- Requirement
Scan the listing below and copy every line holding "JSON".

★ ★ ★

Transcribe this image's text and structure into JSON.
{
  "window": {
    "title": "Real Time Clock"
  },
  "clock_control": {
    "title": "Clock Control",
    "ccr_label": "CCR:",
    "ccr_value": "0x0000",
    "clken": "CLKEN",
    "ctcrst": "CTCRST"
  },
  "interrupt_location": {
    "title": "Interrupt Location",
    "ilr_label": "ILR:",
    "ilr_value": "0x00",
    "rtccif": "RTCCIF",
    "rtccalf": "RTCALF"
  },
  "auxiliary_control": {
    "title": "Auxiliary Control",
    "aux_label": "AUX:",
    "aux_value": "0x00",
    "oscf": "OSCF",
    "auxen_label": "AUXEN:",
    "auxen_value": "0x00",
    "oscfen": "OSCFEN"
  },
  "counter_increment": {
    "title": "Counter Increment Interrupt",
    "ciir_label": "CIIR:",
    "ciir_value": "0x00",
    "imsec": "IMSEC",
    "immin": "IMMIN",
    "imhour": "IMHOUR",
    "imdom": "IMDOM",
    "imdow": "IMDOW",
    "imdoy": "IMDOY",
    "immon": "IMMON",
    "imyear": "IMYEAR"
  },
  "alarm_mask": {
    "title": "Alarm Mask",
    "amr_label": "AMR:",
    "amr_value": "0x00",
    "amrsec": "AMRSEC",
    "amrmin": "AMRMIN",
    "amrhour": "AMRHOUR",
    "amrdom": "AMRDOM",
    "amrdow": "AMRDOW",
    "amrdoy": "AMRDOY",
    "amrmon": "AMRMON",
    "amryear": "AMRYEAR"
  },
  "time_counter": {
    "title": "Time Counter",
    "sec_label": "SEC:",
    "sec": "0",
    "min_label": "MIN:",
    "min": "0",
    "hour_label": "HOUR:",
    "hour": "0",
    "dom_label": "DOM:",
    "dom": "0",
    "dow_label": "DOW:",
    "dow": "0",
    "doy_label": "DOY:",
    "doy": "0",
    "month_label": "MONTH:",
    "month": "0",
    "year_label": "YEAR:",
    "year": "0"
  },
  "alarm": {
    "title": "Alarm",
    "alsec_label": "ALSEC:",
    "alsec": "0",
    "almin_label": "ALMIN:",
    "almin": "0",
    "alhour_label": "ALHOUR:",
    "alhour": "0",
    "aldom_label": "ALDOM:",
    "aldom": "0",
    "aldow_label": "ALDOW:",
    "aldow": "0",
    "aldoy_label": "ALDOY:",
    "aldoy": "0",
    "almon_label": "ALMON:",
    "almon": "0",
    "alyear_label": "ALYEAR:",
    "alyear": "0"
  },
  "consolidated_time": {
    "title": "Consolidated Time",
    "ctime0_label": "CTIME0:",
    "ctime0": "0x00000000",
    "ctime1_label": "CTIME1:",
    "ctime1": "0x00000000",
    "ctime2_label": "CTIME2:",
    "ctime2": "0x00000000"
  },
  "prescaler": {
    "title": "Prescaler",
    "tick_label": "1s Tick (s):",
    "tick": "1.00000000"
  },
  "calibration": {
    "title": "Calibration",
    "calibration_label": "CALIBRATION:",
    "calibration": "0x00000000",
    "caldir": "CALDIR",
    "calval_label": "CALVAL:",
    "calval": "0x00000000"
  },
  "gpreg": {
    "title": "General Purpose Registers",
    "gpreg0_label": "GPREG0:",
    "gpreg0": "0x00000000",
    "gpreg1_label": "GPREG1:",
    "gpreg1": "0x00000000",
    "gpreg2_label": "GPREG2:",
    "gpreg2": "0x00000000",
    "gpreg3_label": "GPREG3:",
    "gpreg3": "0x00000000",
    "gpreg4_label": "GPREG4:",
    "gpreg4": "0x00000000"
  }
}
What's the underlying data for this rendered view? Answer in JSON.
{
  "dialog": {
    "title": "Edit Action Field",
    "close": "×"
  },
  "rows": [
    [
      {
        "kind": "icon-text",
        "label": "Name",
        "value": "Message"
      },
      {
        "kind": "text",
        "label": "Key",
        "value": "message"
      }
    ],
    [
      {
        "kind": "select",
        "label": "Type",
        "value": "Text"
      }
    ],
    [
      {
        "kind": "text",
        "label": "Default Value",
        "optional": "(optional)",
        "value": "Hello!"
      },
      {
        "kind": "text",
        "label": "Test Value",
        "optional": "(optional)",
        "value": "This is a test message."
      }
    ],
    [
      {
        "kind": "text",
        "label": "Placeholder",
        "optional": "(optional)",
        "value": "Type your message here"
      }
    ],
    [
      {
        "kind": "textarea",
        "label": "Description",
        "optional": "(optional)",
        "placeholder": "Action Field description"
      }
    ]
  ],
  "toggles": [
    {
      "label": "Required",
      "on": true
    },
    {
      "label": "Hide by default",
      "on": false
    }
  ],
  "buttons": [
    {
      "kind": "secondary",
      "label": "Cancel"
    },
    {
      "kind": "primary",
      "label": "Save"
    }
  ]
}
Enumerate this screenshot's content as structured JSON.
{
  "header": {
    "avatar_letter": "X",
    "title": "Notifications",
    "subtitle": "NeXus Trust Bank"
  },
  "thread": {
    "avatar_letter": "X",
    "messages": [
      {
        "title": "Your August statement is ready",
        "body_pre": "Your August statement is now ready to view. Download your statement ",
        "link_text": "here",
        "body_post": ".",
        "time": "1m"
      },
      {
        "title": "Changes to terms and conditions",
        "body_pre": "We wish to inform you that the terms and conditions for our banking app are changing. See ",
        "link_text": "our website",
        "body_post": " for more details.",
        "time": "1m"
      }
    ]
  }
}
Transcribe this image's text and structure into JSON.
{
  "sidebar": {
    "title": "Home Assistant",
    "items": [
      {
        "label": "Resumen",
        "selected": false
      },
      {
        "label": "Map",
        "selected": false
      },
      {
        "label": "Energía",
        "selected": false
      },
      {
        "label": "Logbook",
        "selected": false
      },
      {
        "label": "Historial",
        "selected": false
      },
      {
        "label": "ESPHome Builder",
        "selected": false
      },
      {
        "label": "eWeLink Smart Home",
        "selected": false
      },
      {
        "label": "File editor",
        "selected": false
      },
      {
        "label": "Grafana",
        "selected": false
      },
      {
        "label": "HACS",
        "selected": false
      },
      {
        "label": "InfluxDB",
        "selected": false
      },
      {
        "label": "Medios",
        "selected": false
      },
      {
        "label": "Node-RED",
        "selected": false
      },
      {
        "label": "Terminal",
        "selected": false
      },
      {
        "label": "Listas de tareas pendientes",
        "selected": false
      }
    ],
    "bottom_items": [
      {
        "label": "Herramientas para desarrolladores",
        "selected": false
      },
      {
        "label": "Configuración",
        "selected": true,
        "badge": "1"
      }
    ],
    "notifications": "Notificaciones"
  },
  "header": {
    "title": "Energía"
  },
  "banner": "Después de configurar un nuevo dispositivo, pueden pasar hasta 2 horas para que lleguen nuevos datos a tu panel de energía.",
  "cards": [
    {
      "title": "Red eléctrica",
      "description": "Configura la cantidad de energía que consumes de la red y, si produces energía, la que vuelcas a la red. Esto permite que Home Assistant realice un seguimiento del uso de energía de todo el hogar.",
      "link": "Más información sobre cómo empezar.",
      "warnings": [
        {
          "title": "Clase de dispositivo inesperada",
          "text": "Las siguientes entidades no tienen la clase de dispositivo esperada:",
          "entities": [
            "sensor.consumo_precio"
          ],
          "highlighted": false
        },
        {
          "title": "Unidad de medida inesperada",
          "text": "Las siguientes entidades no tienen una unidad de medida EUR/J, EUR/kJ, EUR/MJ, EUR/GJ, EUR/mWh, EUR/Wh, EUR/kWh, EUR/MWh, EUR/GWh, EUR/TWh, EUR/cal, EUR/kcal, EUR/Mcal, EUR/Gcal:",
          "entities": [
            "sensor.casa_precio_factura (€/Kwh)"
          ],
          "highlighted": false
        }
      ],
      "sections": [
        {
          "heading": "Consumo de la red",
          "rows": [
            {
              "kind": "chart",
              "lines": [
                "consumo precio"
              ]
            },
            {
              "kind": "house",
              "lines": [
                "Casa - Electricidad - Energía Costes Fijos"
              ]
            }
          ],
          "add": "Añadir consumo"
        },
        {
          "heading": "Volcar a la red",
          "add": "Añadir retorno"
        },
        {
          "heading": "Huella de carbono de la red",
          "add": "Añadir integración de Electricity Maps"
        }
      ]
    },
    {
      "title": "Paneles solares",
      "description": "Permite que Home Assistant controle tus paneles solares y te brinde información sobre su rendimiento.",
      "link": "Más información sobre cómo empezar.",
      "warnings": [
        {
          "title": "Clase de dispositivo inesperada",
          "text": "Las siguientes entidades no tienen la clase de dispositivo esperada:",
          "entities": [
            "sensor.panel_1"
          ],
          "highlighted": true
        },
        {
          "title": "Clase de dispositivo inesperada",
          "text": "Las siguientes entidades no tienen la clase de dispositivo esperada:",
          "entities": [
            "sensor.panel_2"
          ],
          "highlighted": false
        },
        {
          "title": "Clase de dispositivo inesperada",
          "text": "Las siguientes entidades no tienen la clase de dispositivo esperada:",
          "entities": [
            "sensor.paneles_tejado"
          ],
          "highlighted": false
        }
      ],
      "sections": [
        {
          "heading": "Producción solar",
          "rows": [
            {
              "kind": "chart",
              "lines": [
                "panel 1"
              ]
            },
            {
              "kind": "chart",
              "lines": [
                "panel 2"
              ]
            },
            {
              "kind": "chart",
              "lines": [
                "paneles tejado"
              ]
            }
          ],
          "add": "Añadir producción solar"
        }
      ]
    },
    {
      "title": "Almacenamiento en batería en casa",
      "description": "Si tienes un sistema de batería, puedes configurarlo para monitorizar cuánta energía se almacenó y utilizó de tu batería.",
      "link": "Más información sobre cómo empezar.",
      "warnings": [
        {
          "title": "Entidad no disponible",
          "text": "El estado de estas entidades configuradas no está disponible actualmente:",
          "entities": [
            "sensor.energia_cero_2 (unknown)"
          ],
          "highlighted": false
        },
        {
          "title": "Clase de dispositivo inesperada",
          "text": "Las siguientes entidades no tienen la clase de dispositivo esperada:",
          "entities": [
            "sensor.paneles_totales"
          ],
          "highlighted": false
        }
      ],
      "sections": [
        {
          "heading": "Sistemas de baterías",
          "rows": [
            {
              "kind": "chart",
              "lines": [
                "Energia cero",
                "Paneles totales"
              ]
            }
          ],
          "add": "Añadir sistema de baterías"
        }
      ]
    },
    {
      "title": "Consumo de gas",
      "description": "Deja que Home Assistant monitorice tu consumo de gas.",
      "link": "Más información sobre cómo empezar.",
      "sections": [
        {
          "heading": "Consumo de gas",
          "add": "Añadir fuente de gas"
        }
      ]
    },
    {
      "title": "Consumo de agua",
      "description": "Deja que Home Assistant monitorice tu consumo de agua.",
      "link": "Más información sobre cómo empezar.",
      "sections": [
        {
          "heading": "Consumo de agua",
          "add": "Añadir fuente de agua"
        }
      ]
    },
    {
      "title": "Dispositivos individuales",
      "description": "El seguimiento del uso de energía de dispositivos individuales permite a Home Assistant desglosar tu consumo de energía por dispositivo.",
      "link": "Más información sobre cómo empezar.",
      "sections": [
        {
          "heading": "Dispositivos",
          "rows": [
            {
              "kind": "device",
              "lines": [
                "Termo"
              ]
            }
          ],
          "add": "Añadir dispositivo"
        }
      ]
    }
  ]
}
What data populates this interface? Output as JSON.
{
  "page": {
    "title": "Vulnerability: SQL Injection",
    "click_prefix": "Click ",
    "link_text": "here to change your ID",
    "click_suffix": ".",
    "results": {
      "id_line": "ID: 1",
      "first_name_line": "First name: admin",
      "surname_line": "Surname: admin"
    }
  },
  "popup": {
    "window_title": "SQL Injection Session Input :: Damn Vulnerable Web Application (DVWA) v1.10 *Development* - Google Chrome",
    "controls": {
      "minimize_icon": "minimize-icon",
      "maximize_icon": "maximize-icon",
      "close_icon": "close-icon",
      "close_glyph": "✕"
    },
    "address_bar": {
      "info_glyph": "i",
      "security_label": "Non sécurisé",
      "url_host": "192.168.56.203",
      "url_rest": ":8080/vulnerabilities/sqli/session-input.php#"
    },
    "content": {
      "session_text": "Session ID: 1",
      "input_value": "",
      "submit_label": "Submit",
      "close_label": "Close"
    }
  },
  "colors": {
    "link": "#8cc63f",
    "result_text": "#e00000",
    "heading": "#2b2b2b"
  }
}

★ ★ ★

- Solution to the problem
Transcribe this image's text and structure into JSON.
What's the underlying data for this rendered view? Answer in JSON.
Enumerate this screenshot's content as structured JSON.
Transcribe this image's text and structure into JSON.
What data populates this interface? Output as JSON.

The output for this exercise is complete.